[Interface dataset entries]
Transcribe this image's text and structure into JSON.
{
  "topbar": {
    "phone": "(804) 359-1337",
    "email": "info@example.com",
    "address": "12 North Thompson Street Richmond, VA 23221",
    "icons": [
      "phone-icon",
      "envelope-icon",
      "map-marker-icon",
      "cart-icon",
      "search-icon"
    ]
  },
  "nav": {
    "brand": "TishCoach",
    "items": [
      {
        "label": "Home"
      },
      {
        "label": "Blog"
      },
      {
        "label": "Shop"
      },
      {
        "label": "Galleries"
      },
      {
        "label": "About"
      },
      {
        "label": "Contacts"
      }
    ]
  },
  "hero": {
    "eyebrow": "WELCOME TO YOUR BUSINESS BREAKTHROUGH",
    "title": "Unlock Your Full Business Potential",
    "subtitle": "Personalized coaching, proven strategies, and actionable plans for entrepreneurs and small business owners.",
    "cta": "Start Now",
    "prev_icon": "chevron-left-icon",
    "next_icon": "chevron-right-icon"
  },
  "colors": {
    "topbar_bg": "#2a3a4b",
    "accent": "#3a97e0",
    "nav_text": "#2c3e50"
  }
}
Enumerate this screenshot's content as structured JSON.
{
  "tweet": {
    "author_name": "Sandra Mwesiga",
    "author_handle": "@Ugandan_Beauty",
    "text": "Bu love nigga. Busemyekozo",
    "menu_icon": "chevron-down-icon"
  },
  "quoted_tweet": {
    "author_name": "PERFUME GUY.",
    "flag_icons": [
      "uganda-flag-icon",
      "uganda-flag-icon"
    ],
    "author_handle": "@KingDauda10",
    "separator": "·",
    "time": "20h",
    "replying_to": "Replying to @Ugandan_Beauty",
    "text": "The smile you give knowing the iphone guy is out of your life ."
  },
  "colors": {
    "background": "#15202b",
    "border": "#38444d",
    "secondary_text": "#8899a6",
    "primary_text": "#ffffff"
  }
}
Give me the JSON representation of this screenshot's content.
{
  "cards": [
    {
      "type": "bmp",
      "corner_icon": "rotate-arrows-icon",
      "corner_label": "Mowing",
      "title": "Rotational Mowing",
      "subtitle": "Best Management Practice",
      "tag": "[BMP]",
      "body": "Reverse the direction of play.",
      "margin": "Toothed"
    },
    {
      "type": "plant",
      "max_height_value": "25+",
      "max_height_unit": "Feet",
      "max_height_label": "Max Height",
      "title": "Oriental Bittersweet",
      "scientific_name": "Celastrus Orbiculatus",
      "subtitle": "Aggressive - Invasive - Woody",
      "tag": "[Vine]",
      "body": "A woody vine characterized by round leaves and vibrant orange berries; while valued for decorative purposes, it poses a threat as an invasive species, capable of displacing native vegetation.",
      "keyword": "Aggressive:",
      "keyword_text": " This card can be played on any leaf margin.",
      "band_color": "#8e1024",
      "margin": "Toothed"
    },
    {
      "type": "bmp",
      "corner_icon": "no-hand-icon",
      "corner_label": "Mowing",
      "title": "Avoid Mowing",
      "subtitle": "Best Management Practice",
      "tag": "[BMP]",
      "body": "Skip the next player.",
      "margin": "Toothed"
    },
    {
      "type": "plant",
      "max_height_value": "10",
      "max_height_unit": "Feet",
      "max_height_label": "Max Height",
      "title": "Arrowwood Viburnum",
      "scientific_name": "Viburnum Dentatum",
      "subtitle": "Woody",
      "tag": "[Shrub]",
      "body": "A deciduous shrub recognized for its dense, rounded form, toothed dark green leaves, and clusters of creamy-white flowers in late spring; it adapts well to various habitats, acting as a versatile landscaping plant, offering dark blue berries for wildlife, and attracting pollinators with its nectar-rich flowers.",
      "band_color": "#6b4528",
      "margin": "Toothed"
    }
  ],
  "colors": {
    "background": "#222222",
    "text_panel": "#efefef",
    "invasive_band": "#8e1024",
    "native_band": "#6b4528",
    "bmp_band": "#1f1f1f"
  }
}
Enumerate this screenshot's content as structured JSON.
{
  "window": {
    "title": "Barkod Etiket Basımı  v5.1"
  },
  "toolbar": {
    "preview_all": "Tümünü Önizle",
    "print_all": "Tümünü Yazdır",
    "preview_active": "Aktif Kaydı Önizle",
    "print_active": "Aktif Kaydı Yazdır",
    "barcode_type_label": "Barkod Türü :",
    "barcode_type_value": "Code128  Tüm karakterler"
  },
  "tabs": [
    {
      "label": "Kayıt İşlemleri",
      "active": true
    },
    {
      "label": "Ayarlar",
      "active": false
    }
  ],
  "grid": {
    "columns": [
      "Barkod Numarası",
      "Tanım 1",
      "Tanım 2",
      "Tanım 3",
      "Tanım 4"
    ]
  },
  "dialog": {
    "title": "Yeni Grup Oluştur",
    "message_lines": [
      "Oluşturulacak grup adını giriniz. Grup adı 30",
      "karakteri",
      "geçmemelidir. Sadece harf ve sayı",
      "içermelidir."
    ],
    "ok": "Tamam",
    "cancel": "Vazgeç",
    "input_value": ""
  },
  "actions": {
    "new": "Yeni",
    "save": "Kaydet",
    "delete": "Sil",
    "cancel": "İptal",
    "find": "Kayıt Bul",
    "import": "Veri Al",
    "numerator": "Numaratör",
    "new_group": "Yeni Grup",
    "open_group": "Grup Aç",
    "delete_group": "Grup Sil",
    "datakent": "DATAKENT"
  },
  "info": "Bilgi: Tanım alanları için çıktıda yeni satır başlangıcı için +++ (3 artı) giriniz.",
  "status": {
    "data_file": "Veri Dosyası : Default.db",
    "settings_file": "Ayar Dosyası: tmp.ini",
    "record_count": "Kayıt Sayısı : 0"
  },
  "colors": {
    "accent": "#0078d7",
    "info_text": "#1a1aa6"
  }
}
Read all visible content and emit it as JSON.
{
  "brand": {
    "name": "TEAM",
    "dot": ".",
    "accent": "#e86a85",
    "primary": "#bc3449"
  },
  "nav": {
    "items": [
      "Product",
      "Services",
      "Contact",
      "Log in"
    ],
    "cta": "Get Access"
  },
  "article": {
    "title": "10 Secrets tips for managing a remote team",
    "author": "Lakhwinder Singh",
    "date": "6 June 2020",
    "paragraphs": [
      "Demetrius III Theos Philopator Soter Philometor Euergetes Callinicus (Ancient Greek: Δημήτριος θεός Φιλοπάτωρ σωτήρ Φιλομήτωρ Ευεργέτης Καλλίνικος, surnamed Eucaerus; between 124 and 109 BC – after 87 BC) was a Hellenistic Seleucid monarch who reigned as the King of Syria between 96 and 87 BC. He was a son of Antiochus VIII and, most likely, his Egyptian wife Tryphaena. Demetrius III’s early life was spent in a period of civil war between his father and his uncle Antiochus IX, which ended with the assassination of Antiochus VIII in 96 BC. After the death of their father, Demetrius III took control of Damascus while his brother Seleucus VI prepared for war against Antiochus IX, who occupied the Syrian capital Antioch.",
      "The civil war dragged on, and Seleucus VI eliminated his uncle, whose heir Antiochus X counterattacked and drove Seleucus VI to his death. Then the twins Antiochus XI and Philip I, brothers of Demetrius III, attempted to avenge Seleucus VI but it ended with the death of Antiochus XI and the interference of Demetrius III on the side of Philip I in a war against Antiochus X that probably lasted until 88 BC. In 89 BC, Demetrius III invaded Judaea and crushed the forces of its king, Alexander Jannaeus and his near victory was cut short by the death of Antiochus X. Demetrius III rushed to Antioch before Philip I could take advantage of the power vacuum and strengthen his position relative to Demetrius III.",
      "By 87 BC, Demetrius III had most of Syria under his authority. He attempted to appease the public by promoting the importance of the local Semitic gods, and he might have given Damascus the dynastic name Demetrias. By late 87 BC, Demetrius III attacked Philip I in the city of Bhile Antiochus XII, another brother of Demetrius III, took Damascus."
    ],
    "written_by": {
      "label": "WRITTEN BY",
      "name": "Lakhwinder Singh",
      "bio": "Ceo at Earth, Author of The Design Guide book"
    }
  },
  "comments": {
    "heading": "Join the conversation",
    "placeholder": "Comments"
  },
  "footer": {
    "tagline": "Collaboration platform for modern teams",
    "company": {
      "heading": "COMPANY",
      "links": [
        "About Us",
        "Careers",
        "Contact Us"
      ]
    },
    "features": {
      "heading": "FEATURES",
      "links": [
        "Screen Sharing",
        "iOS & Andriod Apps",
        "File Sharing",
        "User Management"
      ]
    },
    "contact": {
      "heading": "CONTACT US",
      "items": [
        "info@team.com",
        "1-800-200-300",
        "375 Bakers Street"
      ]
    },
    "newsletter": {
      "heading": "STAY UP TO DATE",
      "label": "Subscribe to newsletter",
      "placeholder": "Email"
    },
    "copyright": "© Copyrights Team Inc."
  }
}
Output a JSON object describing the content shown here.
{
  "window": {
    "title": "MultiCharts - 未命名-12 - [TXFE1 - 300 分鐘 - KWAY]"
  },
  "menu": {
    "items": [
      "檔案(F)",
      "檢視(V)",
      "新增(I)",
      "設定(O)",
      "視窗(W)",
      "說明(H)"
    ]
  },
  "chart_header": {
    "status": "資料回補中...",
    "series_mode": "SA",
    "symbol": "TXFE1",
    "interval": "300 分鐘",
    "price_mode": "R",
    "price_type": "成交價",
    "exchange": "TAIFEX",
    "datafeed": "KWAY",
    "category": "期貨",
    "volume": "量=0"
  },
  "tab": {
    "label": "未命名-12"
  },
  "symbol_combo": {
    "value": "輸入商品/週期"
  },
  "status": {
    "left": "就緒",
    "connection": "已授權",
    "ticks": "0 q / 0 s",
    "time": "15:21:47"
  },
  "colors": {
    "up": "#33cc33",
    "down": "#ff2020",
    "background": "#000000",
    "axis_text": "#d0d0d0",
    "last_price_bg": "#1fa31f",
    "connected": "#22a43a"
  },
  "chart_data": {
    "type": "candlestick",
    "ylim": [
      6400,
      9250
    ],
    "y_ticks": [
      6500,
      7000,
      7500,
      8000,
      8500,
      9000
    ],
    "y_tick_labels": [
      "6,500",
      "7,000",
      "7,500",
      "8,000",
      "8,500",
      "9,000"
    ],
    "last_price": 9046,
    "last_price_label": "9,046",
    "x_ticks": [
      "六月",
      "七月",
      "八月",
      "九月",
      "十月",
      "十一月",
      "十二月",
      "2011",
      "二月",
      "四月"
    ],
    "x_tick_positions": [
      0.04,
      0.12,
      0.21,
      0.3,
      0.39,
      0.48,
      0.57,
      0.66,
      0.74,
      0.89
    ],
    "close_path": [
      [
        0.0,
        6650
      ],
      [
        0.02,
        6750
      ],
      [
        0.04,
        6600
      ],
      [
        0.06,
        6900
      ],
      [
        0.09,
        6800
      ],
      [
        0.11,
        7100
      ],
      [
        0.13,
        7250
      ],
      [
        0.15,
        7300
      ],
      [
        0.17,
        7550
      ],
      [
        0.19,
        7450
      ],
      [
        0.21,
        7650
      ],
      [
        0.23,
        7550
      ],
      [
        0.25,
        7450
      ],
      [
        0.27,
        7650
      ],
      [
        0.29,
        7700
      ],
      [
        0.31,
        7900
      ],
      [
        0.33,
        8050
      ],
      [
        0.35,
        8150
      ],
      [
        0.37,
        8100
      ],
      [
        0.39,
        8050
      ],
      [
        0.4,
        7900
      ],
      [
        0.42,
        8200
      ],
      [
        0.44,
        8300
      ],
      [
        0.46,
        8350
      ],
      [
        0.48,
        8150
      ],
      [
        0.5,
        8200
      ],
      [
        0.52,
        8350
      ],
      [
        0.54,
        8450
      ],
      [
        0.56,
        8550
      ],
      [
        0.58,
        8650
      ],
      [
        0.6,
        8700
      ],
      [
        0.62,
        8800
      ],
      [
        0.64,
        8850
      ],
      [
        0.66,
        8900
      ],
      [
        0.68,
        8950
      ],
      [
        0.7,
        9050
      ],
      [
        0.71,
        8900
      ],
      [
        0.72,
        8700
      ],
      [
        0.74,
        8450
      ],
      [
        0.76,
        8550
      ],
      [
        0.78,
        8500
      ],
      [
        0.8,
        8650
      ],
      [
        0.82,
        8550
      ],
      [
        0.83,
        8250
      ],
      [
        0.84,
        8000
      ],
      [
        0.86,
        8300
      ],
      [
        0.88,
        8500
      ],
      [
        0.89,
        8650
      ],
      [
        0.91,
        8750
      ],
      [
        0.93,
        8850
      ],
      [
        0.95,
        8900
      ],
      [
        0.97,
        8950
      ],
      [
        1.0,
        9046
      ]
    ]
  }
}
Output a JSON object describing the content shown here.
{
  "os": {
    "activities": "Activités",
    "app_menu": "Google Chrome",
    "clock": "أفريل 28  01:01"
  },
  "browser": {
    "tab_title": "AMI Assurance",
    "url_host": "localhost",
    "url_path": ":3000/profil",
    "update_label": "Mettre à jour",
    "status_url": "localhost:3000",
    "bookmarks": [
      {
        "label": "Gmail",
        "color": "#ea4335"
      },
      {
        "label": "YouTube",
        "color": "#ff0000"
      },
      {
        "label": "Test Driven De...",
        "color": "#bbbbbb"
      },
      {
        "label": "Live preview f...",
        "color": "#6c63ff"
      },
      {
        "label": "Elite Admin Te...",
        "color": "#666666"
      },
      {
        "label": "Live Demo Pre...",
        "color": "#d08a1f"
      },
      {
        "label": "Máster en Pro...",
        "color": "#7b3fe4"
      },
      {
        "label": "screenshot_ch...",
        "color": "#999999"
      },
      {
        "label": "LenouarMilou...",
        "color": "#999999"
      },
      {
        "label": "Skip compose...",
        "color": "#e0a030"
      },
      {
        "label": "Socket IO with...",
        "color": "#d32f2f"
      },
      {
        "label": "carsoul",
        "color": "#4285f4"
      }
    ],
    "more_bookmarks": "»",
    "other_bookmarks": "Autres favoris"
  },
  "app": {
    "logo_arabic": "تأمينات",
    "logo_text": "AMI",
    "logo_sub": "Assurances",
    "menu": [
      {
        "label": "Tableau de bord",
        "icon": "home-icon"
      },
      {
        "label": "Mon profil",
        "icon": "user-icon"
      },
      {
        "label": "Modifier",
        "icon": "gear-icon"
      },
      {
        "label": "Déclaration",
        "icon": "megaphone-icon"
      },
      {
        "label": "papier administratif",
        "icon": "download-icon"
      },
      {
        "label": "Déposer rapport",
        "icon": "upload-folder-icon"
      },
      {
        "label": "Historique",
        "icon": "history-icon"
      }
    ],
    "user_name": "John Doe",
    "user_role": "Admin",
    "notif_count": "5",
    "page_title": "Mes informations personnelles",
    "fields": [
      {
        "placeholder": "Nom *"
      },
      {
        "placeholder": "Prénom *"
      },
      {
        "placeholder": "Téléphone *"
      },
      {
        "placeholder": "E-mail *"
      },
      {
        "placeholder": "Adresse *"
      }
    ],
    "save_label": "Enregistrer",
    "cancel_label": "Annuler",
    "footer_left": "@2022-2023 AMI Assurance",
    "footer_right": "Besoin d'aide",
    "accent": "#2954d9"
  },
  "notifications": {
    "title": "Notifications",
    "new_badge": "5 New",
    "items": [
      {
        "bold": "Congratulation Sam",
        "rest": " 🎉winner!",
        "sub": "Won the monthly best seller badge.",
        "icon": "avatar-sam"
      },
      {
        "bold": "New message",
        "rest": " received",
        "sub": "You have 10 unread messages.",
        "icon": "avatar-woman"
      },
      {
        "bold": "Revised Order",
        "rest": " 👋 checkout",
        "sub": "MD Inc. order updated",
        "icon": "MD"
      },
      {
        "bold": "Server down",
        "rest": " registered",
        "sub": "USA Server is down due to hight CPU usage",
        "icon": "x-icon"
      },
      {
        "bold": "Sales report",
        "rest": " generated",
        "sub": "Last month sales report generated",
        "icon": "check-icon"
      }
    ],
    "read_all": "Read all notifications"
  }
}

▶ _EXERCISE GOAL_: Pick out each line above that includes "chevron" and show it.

▶ _ANSWER BOX_:
    "prev_icon": "chevron-left-icon",
    "next_icon": "chevron-right-icon"
    "menu_icon": "chevron-down-icon"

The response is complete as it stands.